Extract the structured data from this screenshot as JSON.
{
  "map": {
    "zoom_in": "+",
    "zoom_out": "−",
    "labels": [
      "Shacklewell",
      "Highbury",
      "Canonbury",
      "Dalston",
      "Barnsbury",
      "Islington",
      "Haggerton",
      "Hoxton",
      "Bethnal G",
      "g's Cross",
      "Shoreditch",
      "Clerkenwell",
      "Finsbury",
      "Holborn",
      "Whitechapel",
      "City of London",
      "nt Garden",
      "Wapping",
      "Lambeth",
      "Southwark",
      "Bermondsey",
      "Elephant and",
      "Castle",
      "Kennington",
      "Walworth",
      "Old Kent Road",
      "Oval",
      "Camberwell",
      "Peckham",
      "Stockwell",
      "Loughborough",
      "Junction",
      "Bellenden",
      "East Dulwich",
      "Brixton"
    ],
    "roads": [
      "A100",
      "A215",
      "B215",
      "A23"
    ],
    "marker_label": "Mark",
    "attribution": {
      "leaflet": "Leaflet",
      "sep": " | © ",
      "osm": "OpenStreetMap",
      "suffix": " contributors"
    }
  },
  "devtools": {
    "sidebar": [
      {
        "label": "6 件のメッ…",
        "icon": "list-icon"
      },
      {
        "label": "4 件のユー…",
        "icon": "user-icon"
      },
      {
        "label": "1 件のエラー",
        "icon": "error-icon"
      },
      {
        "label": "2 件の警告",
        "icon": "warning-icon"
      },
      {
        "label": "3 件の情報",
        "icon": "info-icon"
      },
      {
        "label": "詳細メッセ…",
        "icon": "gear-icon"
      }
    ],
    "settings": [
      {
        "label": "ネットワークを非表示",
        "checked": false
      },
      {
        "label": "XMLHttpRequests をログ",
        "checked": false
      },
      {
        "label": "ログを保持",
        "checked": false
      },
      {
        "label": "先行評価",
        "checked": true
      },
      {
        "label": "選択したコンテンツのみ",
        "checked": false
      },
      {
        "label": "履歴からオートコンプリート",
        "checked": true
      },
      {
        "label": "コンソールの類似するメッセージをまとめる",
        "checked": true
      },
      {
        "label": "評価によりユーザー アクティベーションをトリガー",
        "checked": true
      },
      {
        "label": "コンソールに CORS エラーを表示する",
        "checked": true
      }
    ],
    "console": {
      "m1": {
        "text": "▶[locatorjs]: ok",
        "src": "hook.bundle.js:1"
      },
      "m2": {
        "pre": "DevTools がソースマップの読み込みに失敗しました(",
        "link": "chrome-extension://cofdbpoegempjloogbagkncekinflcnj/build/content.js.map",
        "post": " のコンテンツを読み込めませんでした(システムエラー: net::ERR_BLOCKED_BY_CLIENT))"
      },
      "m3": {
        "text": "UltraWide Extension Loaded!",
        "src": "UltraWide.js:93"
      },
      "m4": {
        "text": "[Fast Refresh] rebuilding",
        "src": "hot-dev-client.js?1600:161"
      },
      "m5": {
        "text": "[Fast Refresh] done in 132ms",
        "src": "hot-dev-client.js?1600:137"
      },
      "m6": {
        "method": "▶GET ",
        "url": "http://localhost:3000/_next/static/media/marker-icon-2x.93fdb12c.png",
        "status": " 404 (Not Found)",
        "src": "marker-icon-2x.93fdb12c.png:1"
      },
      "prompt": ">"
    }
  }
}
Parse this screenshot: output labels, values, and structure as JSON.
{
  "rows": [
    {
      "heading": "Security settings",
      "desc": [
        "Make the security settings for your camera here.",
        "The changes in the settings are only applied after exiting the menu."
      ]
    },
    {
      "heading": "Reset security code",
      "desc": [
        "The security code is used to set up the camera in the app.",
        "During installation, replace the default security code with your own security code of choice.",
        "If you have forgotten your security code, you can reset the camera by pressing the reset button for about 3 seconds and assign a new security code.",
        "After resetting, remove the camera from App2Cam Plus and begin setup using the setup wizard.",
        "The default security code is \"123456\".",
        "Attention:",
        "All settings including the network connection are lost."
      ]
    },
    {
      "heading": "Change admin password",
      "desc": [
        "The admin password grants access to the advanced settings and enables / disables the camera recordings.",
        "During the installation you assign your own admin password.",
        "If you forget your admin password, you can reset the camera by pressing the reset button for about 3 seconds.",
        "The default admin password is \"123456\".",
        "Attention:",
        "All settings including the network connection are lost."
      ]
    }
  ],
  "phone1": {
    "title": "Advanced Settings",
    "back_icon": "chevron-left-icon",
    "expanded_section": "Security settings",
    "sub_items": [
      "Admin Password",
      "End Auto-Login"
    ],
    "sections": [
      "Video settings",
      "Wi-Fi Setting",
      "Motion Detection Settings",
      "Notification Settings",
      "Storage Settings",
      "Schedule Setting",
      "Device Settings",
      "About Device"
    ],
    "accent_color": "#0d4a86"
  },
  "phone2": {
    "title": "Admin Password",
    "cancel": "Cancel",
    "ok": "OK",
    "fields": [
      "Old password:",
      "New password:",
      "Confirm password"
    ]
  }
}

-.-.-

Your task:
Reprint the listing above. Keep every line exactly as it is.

Expected output:
Extract the structured data from this screenshot as JSON.
{
  "map": {
    "zoom_in": "+",
    "zoom_out": "−",
    "labels": [
      "Shacklewell",
      "Highbury",
      "Canonbury",
      "Dalston",
      "Barnsbury",
      "Islington",
      "Haggerton",
      "Hoxton",
      "Bethnal G",
      "g's Cross",
      "Shoreditch",
      "Clerkenwell",
      "Finsbury",
      "Holborn",
      "Whitechapel",
      "City of London",
      "nt Garden",
      "Wapping",
      "Lambeth",
      "Southwark",
      "Bermondsey",
      "Elephant and",
      "Castle",
      "Kennington",
      "Walworth",
      "Old Kent Road",
      "Oval",
      "Camberwell",
      "Peckham",
      "Stockwell",
      "Loughborough",
      "Junction",
      "Bellenden",
      "East Dulwich",
      "Brixton"
    ],
    "roads": [
      "A100",
      "A215",
      "B215",
      "A23"
    ],
    "marker_label": "Mark",
    "attribution": {
      "leaflet": "Leaflet",
      "sep": " | © ",
      "osm": "OpenStreetMap",
      "suffix": " contributors"
    }
  },
  "devtools": {
    "sidebar": [
      {
        "label": "6 件のメッ…",
        "icon": "list-icon"
      },
      {
        "label": "4 件のユー…",
        "icon": "user-icon"
      },
      {
        "label": "1 件のエラー",
        "icon": "error-icon"
      },
      {
        "label": "2 件の警告",
        "icon": "warning-icon"
      },
      {
        "label": "3 件の情報",
        "icon": "info-icon"
      },
      {
        "label": "詳細メッセ…",
        "icon": "gear-icon"
      }
    ],
    "settings": [
      {
        "label": "ネットワークを非表示",
        "checked": false
      },
      {
        "label": "XMLHttpRequests をログ",
        "checked": false
      },
      {
        "label": "ログを保持",
        "checked": false
      },
      {
        "label": "先行評価",
        "checked": true
      },
      {
        "label": "選択したコンテンツのみ",
        "checked": false
      },
      {
        "label": "履歴からオートコンプリート",
        "checked": true
      },
      {
        "label": "コンソールの類似するメッセージをまとめる",
        "checked": true
      },
      {
        "label": "評価によりユーザー アクティベーションをトリガー",
        "checked": true
      },
      {
        "label": "コンソールに CORS エラーを表示する",
        "checked": true
      }
    ],
    "console": {
      "m1": {
        "text": "▶[locatorjs]: ok",
        "src": "hook.bundle.js:1"
      },
      "m2": {
        "pre": "DevTools がソースマップの読み込みに失敗しました(",
        "link": "chrome-extension://cofdbpoegempjloogbagkncekinflcnj/build/content.js.map",
        "post": " のコンテンツを読み込めませんでした(システムエラー: net::ERR_BLOCKED_BY_CLIENT))"
      },
      "m3": {
        "text": "UltraWide Extension Loaded!",
        "src": "UltraWide.js:93"
      },
      "m4": {
        "text": "[Fast Refresh] rebuilding",
        "src": "hot-dev-client.js?1600:161"
      },
      "m5": {
        "text": "[Fast Refresh] done in 132ms",
        "src": "hot-dev-client.js?1600:137"
      },
      "m6": {
        "method": "▶GET ",
        "url": "http://localhost:3000/_next/static/media/marker-icon-2x.93fdb12c.png",
        "status": " 404 (Not Found)",
        "src": "marker-icon-2x.93fdb12c.png:1"
      },
      "prompt": ">"
    }
  }
}
Parse this screenshot: output labels, values, and structure as JSON.
{
  "rows": [
    {
      "heading": "Security settings",
      "desc": [
        "Make the security settings for your camera here.",
        "The changes in the settings are only applied after exiting the menu."
      ]
    },
    {
      "heading": "Reset security code",
      "desc": [
        "The security code is used to set up the camera in the app.",
        "During installation, replace the default security code with your own security code of choice.",
        "If you have forgotten your security code, you can reset the camera by pressing the reset button for about 3 seconds and assign a new security code.",
        "After resetting, remove the camera from App2Cam Plus and begin setup using the setup wizard.",
        "The default security code is \"123456\".",
        "Attention:",
        "All settings including the network connection are lost."
      ]
    },
    {
      "heading": "Change admin password",
      "desc": [
        "The admin password grants access to the advanced settings and enables / disables the camera recordings.",
        "During the installation you assign your own admin password.",
        "If you forget your admin password, you can reset the camera by pressing the reset button for about 3 seconds.",
        "The default admin password is \"123456\".",
        "Attention:",
        "All settings including the network connection are lost."
      ]
    }
  ],
  "phone1": {
    "title": "Advanced Settings",
    "back_icon": "chevron-left-icon",
    "expanded_section": "Security settings",
    "sub_items": [
      "Admin Password",
      "End Auto-Login"
    ],
    "sections": [
      "Video settings",
      "Wi-Fi Setting",
      "Motion Detection Settings",
      "Notification Settings",
      "Storage Settings",
      "Schedule Setting",
      "Device Settings",
      "About Device"
    ],
    "accent_color": "#0d4a86"
  },
  "phone2": {
    "title": "Admin Password",
    "cancel": "Cancel",
    "ok": "OK",
    "fields": [
      "Old password:",
      "New password:",
      "Confirm password"
    ]
  }
}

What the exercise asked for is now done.